Aim of the exercise ▸
Scan the records below. Report the number of lines containing the word "post", and nothing more.

Content starts

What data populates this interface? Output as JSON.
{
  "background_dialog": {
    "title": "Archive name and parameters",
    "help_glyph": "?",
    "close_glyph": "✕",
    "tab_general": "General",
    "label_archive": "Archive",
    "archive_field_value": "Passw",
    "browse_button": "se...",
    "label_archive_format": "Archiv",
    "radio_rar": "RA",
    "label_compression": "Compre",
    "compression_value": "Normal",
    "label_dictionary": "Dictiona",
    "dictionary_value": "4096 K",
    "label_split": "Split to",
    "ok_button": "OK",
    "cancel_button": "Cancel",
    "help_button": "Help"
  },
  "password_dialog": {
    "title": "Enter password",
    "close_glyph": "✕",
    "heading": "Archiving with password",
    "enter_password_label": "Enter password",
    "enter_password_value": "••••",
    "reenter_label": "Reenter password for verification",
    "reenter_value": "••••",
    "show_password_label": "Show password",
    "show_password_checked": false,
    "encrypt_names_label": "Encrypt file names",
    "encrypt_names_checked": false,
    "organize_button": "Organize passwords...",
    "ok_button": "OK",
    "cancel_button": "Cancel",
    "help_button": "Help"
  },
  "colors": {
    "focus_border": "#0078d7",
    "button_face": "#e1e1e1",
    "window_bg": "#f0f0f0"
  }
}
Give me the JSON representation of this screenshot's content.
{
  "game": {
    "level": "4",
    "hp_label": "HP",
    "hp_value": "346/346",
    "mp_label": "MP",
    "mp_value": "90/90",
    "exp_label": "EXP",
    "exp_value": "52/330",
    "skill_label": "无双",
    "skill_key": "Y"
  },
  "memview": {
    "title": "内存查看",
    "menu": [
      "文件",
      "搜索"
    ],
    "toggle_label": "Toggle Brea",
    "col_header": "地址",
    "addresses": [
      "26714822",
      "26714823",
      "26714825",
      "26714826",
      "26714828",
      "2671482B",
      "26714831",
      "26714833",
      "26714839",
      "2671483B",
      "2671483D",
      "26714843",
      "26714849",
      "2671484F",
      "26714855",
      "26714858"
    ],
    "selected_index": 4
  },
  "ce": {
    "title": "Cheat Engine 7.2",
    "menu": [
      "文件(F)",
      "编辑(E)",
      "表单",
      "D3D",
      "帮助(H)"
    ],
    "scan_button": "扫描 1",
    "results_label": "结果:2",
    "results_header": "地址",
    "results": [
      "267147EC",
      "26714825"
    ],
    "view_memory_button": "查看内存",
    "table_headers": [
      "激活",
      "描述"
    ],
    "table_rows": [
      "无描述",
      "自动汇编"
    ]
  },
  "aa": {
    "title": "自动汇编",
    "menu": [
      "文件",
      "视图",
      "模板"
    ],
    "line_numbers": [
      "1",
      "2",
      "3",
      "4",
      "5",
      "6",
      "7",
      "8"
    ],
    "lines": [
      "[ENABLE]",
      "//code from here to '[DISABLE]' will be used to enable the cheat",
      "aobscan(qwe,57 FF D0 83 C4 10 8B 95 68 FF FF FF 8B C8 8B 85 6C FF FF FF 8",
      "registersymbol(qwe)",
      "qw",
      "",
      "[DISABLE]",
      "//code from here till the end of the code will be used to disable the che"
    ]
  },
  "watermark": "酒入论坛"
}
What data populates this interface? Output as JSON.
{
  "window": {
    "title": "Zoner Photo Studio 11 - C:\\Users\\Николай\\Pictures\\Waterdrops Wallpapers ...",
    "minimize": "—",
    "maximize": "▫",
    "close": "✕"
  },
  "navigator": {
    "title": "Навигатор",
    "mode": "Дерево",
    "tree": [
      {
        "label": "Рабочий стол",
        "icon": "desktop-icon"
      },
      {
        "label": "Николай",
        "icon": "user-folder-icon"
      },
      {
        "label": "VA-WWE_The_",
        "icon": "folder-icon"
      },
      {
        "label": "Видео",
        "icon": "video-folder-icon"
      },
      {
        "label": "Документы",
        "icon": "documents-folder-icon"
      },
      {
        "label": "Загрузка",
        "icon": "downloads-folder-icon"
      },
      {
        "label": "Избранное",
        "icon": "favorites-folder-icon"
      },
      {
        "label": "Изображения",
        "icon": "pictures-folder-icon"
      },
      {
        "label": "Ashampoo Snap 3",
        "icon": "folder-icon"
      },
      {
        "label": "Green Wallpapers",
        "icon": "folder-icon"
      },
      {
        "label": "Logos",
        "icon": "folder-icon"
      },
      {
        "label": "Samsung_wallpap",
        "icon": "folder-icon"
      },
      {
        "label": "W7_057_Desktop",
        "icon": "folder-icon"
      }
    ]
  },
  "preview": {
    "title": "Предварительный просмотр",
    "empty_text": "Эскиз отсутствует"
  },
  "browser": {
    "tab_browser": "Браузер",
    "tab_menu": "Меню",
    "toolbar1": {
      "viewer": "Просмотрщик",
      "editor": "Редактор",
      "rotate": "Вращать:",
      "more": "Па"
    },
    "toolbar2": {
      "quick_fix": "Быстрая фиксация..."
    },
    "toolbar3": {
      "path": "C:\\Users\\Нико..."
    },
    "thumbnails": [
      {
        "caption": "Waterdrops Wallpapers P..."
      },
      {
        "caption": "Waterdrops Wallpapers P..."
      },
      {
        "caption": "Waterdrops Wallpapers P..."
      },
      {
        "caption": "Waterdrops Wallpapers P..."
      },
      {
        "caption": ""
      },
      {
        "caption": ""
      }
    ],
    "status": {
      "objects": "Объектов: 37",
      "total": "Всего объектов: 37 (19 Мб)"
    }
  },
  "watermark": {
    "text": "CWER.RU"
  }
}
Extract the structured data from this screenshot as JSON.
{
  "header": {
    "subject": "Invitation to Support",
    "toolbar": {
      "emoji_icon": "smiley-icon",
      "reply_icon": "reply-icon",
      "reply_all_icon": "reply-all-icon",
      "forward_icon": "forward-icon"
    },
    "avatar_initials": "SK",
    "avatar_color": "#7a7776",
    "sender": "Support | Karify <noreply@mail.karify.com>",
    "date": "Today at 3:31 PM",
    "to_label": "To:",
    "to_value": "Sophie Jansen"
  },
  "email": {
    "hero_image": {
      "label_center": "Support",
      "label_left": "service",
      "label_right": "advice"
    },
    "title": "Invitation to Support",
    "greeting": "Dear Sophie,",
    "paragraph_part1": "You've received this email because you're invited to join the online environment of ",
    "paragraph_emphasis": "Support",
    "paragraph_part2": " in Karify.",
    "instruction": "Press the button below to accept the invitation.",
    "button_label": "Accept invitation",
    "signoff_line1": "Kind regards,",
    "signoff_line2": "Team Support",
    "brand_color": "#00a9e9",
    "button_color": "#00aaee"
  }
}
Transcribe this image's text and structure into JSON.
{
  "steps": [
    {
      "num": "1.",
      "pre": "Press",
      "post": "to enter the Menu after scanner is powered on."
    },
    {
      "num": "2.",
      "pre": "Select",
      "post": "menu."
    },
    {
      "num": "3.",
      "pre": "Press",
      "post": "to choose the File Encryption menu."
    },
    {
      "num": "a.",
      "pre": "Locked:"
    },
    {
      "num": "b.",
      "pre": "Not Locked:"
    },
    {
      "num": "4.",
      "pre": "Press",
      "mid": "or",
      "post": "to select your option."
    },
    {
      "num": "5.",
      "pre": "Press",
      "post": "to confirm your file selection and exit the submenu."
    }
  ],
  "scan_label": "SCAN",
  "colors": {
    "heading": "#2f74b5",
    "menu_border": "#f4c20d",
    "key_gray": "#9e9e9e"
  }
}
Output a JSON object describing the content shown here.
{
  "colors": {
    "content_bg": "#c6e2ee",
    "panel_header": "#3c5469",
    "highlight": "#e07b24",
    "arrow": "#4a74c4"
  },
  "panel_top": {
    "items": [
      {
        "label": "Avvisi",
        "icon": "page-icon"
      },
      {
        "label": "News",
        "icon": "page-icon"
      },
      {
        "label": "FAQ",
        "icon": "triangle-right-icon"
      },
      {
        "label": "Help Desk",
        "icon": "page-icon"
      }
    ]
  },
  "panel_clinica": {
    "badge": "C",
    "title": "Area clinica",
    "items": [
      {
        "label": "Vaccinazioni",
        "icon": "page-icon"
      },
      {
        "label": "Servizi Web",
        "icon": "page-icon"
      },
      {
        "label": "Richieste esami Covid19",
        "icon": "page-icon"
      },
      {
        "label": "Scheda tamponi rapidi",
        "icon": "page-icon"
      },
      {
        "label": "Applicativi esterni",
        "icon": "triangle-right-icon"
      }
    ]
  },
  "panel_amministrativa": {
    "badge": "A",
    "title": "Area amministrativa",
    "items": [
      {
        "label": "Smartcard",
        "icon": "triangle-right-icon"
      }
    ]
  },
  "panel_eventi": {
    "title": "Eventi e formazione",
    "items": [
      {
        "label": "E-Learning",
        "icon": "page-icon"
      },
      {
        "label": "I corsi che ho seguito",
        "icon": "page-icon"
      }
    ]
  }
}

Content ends

Response to the exercise ▸
5